### The regular rate and commissions. Part 2.

You know, I really have to start coming up with better titles for these posts. I’m getting boring beyond belief. Could be because I have spent the better part of a year talking about the FLSA and Regulations and every time I try to do something even a bit funny I get knocked down by someone in . . . . well, let’s not go there.

Last week we talked about the really simple and admittedly very rare situation where an employee gets paid on an hourly basis with weekly commissions. But what about the less simple and more common situation where a non-exempt employee gets paid commission once a month, or once a quarter? Then what?

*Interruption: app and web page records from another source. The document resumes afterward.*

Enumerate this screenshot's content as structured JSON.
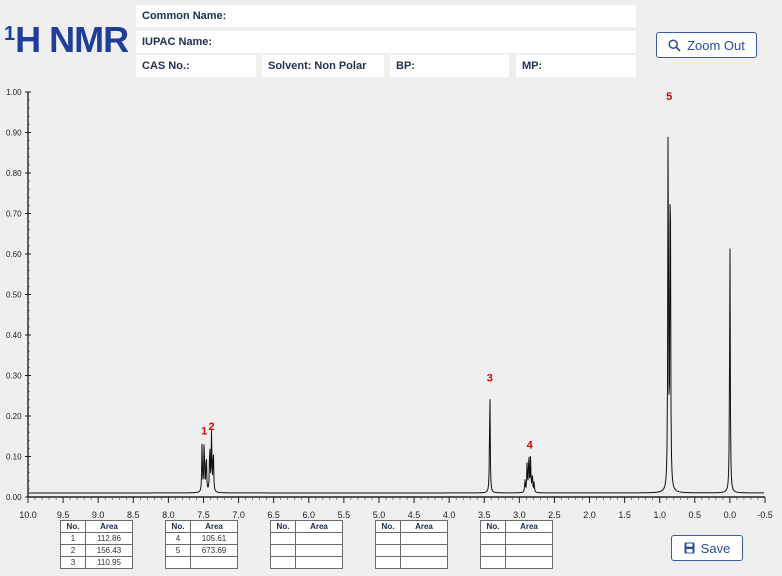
{
  "header": {
    "title_sup": "1",
    "title_main": "H NMR",
    "common_name_label": "Common Name:",
    "common_name_value": "",
    "iupac_name_label": "IUPAC Name:",
    "iupac_name_value": "",
    "cas_label": "CAS No.:",
    "cas_value": "",
    "solvent_label": "Solvent:",
    "solvent_value": "Non Polar",
    "bp_label": "BP:",
    "bp_value": "",
    "mp_label": "MP:",
    "mp_value": ""
  },
  "toolbar": {
    "zoom_out_label": "Zoom Out",
    "save_label": "Save"
  },
  "colors": {
    "title": "#1f3e9c",
    "peak_label": "#e00000",
    "trace": "#111111",
    "button_border": "#3b5aa6"
  },
  "chart_data": {
    "type": "line",
    "xlim": [
      10.0,
      -0.5
    ],
    "ylim": [
      0.0,
      1.0
    ],
    "x_reversed": true,
    "xticks": [
      "10.0",
      "9.5",
      "9.0",
      "8.5",
      "8.0",
      "7.5",
      "7.0",
      "6.5",
      "6.0",
      "5.5",
      "5.0",
      "4.5",
      "4.0",
      "3.5",
      "3.0",
      "2.5",
      "2.0",
      "1.5",
      "1.0",
      "0.5",
      "0.0",
      "-0.5"
    ],
    "yticks": [
      "0.00",
      "0.10",
      "0.20",
      "0.30",
      "0.40",
      "0.50",
      "0.60",
      "0.70",
      "0.80",
      "0.90",
      "1.00"
    ],
    "baseline": 0.01,
    "peaks": [
      {
        "label": "1",
        "lines": [
          {
            "ppm": 7.52,
            "height": 0.12
          },
          {
            "ppm": 7.49,
            "height": 0.135
          },
          {
            "ppm": 7.46,
            "height": 0.1
          }
        ]
      },
      {
        "label": "2",
        "lines": [
          {
            "ppm": 7.41,
            "height": 0.125
          },
          {
            "ppm": 7.385,
            "height": 0.145
          },
          {
            "ppm": 7.36,
            "height": 0.11
          }
        ]
      },
      {
        "label": "3",
        "lines": [
          {
            "ppm": 3.42,
            "height": 0.265
          }
        ]
      },
      {
        "label": "4",
        "lines": [
          {
            "ppm": 2.92,
            "height": 0.03
          },
          {
            "ppm": 2.89,
            "height": 0.07
          },
          {
            "ppm": 2.865,
            "height": 0.1
          },
          {
            "ppm": 2.84,
            "height": 0.085
          },
          {
            "ppm": 2.815,
            "height": 0.045
          },
          {
            "ppm": 2.79,
            "height": 0.025
          }
        ]
      },
      {
        "label": "5",
        "lines": [
          {
            "ppm": 0.88,
            "height": 0.96
          },
          {
            "ppm": 0.85,
            "height": 0.94
          }
        ]
      },
      {
        "label": "",
        "lines": [
          {
            "ppm": 0.0,
            "height": 0.64
          }
        ]
      }
    ],
    "peak_table_headers": [
      "No.",
      "Area"
    ],
    "peak_tables": [
      [
        [
          "1",
          "112.86"
        ],
        [
          "2",
          "156.43"
        ],
        [
          "3",
          "110.95"
        ]
      ],
      [
        [
          "4",
          "105.61"
        ],
        [
          "5",
          "673.69"
        ],
        [
          "",
          ""
        ]
      ],
      [
        [
          "",
          ""
        ],
        [
          "",
          ""
        ],
        [
          "",
          ""
        ]
      ],
      [
        [
          "",
          ""
        ],
        [
          "",
          ""
        ],
        [
          "",
          ""
        ]
      ],
      [
        [
          "",
          ""
        ],
        [
          "",
          ""
        ],
        [
          "",
          ""
        ]
      ]
    ]
  }
}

If the calculation and payment of the commission cannot be completed until sometime after the regular pay day for the workweek, the employer may disregard the commission in computing the regular hourly rate until the amount of commission can be ascertained. Until that is done he may pay compensation for overtime at a rate not less than one and one-half times the hourly rate paid the employee, exclusive of the commission. When the commission can be computed and paid, additional overtime compensation due by reason of the inclusion of the commission in the employee’s regular rate must also be paid. To compute this additional overtime compensation, it is necessary, as a general rule, that the commission be apportioned back over the workweeks of the period during which it was earned. The employee must then receive additional overtime compensation for each week during the period in which he worked in excess of the applicable maximum hours standard. The additional compensation for that workweek must be not less than one-half of the increase in the hourly rate of pay attributable to the commission for that week multiplied by the number of hours worked in excess of the applicable maximum hours standard in that workweek.

29 CFR § 778.119. So what you are doing here is getting the commission total on a, say, monthly or quarterly basis. Figure out how much of the commission was earned in each week of whatever period is covered, then you recalculate the regular rate for each week and pay the employee an additional amount equal to one-half of the increase in the regular rate for all of the overtime hours worked in that week. Not that bad, right? But you can only use this method when you can actually allocate the commission to a workweek in which it was earned.

So what do you do when you can’t apportion the commission to a specific workweek? Seems like in a lot of industries that would be the more common situation. Well, that is a really long Regulation and it even has examples, so we will do it next week.